Brief: Collect every line in the records below that contains the word "thumb".

Data:
*-*-*
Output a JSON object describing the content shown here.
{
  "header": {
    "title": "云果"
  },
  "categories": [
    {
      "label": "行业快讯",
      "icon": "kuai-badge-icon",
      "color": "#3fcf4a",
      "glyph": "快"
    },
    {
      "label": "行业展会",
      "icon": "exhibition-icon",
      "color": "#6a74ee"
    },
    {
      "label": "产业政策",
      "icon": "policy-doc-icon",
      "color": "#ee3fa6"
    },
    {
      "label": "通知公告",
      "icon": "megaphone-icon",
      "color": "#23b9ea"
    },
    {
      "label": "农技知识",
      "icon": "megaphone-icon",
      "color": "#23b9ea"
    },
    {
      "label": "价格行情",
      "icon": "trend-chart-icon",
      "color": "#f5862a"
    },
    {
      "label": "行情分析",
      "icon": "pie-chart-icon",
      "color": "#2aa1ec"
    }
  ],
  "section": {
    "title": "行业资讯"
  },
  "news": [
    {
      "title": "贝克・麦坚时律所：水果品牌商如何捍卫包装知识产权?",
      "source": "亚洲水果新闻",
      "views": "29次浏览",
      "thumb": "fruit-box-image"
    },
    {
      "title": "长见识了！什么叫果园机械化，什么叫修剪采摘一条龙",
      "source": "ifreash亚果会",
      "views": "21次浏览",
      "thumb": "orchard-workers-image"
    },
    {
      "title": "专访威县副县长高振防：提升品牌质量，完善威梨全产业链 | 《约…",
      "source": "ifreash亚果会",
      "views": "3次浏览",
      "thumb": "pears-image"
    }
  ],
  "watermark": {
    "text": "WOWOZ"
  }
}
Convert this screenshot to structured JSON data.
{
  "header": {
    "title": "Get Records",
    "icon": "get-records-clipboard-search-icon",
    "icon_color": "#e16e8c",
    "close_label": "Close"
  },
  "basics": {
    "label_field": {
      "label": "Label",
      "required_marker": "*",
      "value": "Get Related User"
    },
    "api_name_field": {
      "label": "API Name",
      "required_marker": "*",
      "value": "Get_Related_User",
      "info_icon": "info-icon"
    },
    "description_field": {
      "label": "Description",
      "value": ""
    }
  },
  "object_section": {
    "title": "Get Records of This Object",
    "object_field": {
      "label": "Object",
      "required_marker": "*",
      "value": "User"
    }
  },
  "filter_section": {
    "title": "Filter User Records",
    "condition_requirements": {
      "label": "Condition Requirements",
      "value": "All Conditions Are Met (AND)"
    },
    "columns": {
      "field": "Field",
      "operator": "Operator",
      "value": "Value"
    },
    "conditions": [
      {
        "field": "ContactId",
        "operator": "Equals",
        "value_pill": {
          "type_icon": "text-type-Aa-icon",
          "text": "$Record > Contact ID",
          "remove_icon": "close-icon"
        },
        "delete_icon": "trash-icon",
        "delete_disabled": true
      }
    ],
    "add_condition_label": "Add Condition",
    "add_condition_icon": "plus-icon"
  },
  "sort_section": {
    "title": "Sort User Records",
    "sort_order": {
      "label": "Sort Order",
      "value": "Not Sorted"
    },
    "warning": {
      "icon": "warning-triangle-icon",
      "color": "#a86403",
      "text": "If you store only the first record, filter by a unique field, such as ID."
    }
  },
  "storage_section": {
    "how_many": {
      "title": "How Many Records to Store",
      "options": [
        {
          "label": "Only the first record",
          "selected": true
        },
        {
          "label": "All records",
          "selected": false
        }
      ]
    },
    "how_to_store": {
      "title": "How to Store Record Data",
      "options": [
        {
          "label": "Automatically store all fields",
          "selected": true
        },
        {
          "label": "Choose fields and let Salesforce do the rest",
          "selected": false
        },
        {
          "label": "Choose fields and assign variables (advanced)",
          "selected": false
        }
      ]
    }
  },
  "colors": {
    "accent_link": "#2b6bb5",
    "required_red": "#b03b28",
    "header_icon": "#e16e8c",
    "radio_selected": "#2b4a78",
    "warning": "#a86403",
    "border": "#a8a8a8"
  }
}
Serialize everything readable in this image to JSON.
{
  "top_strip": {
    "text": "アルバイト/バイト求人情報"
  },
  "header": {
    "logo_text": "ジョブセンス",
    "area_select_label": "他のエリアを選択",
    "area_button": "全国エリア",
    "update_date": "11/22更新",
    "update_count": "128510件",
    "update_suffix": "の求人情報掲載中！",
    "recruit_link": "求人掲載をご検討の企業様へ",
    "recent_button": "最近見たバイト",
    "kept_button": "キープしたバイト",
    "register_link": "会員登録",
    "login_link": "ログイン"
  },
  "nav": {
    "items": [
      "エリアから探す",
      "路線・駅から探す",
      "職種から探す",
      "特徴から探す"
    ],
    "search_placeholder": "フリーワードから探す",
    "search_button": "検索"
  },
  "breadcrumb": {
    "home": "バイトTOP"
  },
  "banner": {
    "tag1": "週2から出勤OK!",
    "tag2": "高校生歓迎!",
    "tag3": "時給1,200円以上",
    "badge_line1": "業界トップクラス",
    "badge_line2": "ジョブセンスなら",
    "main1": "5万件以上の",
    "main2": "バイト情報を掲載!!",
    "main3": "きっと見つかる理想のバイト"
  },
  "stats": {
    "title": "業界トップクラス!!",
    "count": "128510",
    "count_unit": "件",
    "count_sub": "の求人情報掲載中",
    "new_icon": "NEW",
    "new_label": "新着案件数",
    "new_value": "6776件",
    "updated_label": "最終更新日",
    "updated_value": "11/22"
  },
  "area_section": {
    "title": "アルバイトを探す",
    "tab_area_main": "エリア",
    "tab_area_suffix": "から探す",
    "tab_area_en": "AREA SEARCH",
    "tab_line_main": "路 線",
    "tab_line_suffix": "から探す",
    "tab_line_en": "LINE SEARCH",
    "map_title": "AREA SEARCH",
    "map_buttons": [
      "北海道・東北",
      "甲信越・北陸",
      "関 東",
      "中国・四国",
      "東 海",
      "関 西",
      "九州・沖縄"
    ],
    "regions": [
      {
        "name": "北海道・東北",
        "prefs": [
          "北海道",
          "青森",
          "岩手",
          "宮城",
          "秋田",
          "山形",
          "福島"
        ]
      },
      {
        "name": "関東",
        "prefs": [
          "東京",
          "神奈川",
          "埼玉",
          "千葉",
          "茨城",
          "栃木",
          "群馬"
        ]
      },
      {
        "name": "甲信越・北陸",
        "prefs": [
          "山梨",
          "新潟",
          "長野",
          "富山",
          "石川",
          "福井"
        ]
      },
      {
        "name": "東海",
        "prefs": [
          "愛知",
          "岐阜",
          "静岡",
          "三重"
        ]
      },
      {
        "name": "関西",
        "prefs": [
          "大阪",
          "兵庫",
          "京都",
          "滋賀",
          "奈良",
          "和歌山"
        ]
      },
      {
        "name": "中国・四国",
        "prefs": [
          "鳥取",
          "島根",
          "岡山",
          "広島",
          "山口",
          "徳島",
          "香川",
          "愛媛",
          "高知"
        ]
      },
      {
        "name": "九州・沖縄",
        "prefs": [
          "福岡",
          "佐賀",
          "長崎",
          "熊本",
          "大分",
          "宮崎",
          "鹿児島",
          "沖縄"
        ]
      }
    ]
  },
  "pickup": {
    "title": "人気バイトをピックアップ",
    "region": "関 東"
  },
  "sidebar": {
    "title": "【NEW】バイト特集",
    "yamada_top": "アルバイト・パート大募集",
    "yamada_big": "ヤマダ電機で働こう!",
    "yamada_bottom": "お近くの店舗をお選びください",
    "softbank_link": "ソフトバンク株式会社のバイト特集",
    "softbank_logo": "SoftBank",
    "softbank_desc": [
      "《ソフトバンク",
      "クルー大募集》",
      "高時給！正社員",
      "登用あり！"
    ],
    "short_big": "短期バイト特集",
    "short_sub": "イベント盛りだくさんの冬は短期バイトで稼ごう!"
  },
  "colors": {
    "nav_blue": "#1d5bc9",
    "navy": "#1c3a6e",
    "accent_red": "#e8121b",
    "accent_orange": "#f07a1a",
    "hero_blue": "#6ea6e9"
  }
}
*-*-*
Exercise output:
      "thumb": "fruit-box-image"
      "thumb": "orchard-workers-image"
      "thumb": "pears-image"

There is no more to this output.